What to do:
Filter these entries down to lines holding "header".

Records for processing:
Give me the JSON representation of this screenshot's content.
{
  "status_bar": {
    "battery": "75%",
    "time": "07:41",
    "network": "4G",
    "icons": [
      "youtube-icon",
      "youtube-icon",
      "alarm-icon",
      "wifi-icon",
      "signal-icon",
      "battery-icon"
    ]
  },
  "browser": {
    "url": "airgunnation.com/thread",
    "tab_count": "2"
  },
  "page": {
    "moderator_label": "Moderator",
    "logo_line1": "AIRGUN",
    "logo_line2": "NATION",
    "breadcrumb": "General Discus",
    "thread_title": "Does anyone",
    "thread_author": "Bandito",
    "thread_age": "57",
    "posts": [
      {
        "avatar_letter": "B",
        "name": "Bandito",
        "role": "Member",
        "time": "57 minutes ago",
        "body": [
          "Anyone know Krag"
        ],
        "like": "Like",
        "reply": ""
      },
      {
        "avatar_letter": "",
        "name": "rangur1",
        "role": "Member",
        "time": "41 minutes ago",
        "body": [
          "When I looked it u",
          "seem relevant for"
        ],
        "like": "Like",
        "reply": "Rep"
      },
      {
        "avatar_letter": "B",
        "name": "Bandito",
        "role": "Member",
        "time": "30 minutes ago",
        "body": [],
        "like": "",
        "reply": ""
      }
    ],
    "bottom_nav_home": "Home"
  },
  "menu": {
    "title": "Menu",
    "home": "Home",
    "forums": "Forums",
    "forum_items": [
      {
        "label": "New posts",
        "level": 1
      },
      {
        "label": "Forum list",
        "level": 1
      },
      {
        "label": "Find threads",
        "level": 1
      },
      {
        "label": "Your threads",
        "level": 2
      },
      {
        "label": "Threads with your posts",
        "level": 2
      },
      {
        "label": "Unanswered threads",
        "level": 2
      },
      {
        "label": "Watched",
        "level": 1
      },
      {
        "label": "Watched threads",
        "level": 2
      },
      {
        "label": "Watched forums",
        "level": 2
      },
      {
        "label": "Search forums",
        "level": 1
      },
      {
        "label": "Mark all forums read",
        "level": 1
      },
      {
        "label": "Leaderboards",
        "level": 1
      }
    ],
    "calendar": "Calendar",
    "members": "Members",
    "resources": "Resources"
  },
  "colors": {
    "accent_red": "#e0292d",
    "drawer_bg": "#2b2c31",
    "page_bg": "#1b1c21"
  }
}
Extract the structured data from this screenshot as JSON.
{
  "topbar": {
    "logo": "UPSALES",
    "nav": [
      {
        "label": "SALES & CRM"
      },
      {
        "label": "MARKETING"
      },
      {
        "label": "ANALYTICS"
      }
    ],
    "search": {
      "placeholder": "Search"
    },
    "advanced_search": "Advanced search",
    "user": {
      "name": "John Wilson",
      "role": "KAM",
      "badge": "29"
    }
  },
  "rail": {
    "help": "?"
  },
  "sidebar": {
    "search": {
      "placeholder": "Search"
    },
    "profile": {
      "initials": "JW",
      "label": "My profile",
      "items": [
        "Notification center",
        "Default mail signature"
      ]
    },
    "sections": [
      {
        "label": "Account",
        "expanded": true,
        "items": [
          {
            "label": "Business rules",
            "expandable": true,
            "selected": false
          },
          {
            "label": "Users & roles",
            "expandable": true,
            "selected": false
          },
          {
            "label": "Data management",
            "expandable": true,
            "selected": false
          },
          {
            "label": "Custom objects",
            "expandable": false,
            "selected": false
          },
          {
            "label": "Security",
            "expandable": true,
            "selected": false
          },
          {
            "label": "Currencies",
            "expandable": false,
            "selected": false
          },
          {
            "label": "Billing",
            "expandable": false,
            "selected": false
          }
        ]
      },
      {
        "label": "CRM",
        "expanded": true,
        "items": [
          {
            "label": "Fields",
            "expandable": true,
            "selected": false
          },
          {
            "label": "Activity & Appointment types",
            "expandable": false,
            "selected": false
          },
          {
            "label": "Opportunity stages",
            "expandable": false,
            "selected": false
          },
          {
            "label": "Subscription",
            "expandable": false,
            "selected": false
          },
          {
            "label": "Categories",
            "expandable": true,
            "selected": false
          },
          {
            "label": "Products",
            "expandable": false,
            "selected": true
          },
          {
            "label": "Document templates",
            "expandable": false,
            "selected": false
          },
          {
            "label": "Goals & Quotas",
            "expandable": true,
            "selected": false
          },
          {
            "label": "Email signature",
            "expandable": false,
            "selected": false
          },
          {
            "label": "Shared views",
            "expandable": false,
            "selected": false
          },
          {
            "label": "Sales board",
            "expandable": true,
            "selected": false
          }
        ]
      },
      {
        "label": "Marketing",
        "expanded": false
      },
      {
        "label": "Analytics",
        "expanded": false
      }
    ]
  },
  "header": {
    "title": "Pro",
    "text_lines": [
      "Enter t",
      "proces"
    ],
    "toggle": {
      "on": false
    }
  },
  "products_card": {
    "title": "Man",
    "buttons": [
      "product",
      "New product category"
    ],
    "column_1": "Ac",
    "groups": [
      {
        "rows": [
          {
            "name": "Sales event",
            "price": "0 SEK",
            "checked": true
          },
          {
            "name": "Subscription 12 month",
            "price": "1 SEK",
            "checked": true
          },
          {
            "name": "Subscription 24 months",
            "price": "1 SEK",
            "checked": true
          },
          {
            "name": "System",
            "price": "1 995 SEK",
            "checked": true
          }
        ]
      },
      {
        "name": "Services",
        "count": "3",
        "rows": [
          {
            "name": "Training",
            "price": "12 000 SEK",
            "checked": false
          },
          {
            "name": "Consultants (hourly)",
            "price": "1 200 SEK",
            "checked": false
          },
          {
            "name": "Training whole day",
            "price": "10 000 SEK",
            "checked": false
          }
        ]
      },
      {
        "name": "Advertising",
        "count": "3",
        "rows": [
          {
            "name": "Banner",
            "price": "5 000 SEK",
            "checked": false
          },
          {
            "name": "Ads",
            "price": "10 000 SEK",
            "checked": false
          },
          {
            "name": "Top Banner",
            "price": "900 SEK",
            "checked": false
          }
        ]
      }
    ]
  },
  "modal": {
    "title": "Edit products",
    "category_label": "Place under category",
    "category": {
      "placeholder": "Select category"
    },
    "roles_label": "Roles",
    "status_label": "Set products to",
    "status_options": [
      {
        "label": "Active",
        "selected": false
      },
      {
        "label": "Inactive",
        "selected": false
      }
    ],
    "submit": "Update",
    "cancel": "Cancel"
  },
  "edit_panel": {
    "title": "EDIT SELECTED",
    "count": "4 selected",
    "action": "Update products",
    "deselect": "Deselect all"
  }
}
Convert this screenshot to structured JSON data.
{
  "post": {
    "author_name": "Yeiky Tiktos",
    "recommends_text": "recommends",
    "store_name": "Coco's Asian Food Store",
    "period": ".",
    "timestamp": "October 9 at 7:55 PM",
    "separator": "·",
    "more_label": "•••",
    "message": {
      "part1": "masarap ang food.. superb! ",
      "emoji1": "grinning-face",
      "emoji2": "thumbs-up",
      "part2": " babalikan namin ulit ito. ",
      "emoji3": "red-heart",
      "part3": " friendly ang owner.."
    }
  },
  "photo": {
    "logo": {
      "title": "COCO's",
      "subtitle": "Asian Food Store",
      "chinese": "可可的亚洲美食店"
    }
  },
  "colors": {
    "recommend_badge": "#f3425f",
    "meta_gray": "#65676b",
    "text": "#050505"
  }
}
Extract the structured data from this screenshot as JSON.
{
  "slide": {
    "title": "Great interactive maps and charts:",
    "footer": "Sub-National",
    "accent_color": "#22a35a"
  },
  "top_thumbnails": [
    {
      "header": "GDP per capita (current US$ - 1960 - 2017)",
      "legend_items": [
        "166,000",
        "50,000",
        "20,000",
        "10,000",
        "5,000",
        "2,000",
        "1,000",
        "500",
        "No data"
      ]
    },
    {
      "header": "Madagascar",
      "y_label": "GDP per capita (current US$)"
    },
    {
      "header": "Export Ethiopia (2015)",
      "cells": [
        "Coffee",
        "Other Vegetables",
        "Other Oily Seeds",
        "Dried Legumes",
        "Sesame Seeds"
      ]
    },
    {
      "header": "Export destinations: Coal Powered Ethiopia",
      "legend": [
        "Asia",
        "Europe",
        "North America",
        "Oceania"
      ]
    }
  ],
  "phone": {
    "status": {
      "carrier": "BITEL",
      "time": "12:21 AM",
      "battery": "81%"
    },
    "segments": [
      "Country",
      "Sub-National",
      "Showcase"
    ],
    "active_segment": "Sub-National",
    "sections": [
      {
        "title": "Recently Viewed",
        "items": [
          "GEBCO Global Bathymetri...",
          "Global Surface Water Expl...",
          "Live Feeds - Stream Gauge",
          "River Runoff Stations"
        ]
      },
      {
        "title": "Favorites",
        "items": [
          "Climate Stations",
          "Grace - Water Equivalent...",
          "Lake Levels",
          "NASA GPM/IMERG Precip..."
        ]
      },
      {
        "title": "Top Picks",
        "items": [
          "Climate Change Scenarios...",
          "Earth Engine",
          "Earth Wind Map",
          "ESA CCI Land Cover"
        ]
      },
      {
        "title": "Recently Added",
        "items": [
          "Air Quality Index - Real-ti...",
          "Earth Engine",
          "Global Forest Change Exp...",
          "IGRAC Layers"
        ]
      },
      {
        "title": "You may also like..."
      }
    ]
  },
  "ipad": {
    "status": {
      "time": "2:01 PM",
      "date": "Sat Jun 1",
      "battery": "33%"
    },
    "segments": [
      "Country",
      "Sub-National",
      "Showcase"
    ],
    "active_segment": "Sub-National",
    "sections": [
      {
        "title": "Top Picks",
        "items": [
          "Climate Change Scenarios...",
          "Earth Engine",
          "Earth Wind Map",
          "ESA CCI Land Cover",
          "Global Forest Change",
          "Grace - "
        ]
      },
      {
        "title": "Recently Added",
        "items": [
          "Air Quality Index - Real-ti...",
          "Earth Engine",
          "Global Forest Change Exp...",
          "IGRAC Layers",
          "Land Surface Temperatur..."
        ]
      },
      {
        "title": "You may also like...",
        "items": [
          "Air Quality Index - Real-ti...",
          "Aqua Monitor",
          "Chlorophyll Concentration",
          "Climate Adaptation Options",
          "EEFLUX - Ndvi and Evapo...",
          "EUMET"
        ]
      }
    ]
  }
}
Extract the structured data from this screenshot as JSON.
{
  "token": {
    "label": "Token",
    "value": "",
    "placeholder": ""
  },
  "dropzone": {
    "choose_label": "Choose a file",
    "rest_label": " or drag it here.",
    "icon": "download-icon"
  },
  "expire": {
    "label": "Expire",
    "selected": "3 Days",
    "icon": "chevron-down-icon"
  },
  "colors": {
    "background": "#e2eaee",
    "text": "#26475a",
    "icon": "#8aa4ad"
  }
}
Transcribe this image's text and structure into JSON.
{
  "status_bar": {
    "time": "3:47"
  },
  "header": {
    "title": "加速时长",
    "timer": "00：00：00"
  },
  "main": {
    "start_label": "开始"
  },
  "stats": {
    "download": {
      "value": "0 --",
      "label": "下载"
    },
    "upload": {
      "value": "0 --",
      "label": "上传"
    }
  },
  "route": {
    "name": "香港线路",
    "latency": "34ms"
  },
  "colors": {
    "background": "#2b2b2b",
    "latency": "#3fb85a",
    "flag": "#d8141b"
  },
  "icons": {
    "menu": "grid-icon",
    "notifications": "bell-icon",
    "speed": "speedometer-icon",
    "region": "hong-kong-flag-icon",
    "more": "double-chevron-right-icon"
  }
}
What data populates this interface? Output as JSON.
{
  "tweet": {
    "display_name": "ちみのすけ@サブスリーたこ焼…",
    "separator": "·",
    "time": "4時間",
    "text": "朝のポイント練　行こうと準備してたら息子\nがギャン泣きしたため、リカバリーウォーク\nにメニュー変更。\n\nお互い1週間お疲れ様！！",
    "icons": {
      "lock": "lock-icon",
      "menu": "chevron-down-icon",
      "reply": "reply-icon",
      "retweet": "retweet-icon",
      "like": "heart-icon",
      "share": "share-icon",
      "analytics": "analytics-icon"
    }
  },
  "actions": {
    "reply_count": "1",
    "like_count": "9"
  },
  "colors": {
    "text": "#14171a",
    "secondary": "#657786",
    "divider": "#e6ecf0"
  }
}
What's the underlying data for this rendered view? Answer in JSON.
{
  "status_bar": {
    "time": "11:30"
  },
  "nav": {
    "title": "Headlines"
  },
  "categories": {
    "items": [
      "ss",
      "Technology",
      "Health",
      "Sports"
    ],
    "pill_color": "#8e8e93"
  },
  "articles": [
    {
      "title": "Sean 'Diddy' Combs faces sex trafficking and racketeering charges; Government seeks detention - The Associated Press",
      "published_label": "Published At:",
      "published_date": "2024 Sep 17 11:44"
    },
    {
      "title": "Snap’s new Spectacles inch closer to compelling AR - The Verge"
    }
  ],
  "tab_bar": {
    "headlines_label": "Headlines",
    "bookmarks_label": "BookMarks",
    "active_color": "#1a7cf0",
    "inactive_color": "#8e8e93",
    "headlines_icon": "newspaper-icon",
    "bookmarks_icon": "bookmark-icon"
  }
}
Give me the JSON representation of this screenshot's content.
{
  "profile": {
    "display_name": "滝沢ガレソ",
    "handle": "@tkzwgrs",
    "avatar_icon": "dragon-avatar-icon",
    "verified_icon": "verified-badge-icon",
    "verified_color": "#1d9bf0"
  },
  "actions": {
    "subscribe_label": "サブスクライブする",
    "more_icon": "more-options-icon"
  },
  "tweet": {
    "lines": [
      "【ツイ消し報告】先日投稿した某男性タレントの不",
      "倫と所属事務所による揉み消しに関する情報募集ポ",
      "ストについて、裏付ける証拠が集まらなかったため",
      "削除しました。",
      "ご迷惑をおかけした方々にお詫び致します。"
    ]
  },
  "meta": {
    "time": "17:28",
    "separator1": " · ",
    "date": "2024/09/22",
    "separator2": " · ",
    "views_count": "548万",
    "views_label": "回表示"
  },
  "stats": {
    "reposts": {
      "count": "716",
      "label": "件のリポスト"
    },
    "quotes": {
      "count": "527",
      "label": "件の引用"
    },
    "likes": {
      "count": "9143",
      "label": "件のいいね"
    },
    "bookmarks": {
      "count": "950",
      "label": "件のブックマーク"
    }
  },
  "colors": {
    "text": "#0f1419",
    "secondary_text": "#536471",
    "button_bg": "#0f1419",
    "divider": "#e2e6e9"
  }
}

Written answer:
  "header": {
      "header": "GDP per capita (current US$ - 1960 - 2017)",
      "header": "Madagascar",
      "header": "Export Ethiopia (2015)",
      "header": "Export destinations: Coal Powered Ethiopia",
  "header": {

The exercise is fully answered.